I'd like to see if anyone from Symantec Corp monitoring can assure me (us) that Sym Endpoint Prot can block or defeat this.  It sounds, looks and smells pretty ominous.  Extra concern:  In the eMail that this alert was received the authors also indicate that everyone is going to have to move to Java 7 by the end of Feb.  I don't know where they got this from but if true, forcing us to Java 7 then may create even more surface area exposure to this one -if- we're not on top of it.

Is this a genuine threat and does this threat need/deserve attention?

And, how much attention will it get from our malware signature publishers at Symantec?

H

Comments 4 CommentsJump to latest comment

Mithun Sanghavi's picture

Hello,

Check this BLOG from Symantec Security Response Team on same issue -

Java Zero-Day Dished Up from Cool Exploit Kit

https://www-secure.symantec.com/connect/blogs/java-zero-day-dished-cool-exploit-kit

Hope that helps!!

Mithun Sanghavi
Senior Consultant
MIM | MCSA | MCTS | STS | SSE | SSE+ | ITIL v3

Don't forget to mark your thread as 'SOLVED' with the answer that best helped you.

pete_4u2002's picture

IPS signature within SEP will help to prevent the attack. check the above blog .

Herbo's picture

Yes, this helps a lot.  This is why we purchase top-quality, industrial strength, commercial grade software.  I'll rest a bit easier now.

And, so Java 6 goes bye-bye in Feb (supposedly)...

H

Topa 101's picture

 In my opinion:

The Windows environment Java Exploit describe by DHS can be Contained in kind of a "walled garden" using “Symantec Endpoint Protection's” "Application and device control" policy feature.

This is done by first building an execute rule around the JRE exe's and Dll's, basically telling JRE it cannot execute any applications out side its own Shell or you can specify exactly what apps it can spawn/compile and from where!,

Next building a file/folder write restriction policy that says where & what JRE can write to the disk, registry & memory.

Now write a rule that explicitly states what applications can spawn the JRE.

This a bit Over simplified but seems to work in other application senarios we used it to mitigate.
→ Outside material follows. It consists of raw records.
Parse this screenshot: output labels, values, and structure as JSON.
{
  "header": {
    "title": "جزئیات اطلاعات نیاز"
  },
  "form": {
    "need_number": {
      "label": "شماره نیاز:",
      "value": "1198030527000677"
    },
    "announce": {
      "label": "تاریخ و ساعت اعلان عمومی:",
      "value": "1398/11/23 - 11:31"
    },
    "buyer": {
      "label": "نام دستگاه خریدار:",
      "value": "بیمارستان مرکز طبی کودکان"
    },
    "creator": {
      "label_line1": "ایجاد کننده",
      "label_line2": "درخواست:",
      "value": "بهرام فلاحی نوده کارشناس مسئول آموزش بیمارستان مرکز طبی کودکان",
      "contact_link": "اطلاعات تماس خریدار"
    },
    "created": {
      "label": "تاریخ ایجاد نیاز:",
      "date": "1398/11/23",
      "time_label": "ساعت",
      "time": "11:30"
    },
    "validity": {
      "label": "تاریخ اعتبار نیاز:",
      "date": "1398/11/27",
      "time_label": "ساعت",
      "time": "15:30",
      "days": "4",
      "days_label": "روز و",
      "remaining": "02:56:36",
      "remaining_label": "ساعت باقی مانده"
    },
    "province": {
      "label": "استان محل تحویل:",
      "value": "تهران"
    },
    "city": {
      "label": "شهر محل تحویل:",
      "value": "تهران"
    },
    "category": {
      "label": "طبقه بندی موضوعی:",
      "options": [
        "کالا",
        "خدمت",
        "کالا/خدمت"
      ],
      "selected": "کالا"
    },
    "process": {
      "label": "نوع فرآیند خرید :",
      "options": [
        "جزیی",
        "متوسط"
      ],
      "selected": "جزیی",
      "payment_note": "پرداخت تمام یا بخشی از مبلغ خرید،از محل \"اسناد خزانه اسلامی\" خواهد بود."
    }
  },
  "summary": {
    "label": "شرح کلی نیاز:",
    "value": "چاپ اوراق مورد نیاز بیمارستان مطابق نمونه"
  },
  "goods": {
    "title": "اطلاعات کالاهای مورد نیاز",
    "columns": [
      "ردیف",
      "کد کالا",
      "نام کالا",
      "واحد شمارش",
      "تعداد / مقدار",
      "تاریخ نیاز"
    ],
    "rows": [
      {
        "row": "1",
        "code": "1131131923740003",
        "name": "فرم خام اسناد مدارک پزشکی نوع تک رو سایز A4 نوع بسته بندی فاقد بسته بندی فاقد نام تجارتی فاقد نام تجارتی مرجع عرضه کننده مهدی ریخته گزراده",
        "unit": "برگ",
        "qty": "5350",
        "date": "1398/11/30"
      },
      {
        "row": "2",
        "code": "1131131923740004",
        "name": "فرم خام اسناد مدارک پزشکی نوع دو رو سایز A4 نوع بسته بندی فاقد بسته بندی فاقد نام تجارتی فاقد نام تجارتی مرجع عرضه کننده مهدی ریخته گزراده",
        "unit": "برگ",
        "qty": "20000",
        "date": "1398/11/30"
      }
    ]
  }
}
I love it.

Gregory A Anderson

Symantec Certified specialist - SEP v11.x - v12.1.x

Symantec DLP 12.x Boot Camp survivor